If you're lucky enough to listen to conservative talk radio, you know that some GOP candidates are staying away from Tea Party groups and radio shows, others are sliding up close to the Tea Party, and some Republicans are Tea-Party-Pure, fully embracing the Tea Party without hesitation or protection.
Speaking KNUS's Peter Boyles show this morning, GOP Senate candidate Ken Buck agreed with guest host Chuck Bonniwell that establishment Republicans in Colorado are "clueless," as opposed to the Tea Party base of the party.
Buck told listeners that he witnessed a meeting, at which an unnamed Tea Party leader said that if Rep. Amy Stephens, who's considered an establishment candidate, wins the GOP nomination for U.S. Senate, "nobody in this room will vote for her, and nobody in this room will work for her."
But Buck has his own limits as to how far he'll go in hugging the Tea Party.
On another Tea Party radio show yesterday, Buck stopped short of allowing himself to be called a "Tea-Party guy."
On KLZ 560-AM's "Wake Up" show yesterday, host Randy Corporon told Buck a story about a consultant advising a Republican candidate to stay away from the Tea Party.
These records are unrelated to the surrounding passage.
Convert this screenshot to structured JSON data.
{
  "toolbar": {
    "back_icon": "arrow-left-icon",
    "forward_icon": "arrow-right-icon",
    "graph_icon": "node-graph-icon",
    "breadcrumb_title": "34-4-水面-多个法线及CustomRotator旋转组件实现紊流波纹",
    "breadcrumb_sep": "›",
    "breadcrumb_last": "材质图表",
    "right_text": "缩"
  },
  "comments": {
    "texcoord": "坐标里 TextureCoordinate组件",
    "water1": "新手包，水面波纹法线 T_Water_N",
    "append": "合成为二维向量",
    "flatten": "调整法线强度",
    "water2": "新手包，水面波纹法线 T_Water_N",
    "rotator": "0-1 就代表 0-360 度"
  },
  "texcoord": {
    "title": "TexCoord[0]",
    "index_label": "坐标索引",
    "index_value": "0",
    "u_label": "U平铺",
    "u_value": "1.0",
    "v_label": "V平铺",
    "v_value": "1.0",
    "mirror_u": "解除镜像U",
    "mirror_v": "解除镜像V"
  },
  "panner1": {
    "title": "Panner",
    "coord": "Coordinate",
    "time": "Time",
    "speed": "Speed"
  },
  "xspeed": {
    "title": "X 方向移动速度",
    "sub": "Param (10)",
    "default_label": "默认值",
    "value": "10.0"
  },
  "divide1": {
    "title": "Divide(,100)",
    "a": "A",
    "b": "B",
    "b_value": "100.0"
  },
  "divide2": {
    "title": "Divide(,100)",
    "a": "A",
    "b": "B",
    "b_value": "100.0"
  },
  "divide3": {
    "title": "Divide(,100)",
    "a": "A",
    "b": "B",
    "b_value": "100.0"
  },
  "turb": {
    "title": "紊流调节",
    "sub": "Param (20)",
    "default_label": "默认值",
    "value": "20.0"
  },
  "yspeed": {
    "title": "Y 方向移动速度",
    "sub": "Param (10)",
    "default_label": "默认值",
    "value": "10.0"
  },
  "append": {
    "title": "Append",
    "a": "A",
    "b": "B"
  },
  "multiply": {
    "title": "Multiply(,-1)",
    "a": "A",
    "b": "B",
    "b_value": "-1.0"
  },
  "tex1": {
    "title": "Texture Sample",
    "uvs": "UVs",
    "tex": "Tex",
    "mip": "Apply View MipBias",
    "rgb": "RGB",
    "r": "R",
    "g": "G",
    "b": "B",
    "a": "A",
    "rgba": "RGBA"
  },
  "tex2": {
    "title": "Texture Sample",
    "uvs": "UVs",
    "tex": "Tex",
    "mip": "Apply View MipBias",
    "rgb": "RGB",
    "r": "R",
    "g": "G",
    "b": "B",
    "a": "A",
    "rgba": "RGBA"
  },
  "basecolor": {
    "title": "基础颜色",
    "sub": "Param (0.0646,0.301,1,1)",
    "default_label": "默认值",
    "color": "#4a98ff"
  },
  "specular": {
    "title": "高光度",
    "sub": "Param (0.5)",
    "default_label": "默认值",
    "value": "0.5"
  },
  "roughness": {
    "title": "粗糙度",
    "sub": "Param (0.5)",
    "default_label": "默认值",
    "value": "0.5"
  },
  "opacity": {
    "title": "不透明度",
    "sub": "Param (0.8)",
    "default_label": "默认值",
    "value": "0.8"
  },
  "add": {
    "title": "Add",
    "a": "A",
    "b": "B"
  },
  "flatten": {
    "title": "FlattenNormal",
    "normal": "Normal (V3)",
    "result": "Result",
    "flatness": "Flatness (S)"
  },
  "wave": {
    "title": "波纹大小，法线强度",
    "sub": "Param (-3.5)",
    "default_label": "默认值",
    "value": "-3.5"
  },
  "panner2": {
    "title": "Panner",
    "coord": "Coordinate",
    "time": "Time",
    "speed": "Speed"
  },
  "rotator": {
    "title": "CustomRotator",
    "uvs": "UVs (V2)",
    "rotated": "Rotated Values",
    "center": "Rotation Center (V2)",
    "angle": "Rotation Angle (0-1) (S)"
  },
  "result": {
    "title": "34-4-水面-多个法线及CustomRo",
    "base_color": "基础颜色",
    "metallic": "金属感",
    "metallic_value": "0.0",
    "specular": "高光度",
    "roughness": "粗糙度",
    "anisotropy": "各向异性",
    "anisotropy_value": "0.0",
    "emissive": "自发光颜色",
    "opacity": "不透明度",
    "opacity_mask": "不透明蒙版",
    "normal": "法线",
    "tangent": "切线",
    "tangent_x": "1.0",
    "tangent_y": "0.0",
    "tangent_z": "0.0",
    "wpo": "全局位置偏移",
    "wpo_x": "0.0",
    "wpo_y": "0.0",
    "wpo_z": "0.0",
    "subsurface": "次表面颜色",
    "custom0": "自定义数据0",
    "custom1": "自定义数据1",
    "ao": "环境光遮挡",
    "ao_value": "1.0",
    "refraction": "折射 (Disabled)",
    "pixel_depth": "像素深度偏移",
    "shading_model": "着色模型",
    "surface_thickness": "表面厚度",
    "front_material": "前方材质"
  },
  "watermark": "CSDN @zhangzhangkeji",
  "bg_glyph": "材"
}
But, Corporan said to Buck, "you're a Tea Party guy, aren't you?"
"You know, I am a Republican candidate," he answered. "I'm a conservative Republican candidate. I share many of the same values with the Tea Party, and I have to tell you, I am so disappointed when I look at DC and I see the infighting that's going on in the Republican Party there--and some of the same tension here in Colorado. It makes absolutely no sense to me. If we fight amongst ourselves in Colorado, we don't stand any chance of winning an election against the Democrats. They are much more disciplined and united. And so while certainly I have disagreements with other Tea-Party candidates--heck my wife and I don't agree on what to eat for dinner--it doesn't mean we don't get along. But I certainly believe in the core values of the Tea Party and 9-12 groups in Colorado.
Buck doesn't say he's a Tea-Party guy, and then he sort of does so when he says he sometimes disagrees with "other Tea-Party candidates."
So it seems that Buck himself has Tea-Party identity issues. Maybe he's not so Tea-Party-Pure, even as he attacks Stephens for ranking low on the Tea-Party scale.
You can understand why it's tough for Buck. On one hand, he needs the Tea Party Republicans to win his primary race against Stevens and others, allowing him to take on Democrat Mark Udall.
On the other hand, if Buck embraces the Tea Party, and he wins the chance to take on Udall, Democrats will accuse Buck of being, guess what, a Tea Party guy! And that's a liability these days among voters, who associate the Tea Party with obstruction, government shutdowns, hostility toward Hispanics and women, and other such liabilities.
So, as it turns out, it's a really good question. Which Republicans will say they're Tea Party guys or gals? KLZ'z Corporon was smart to ask it.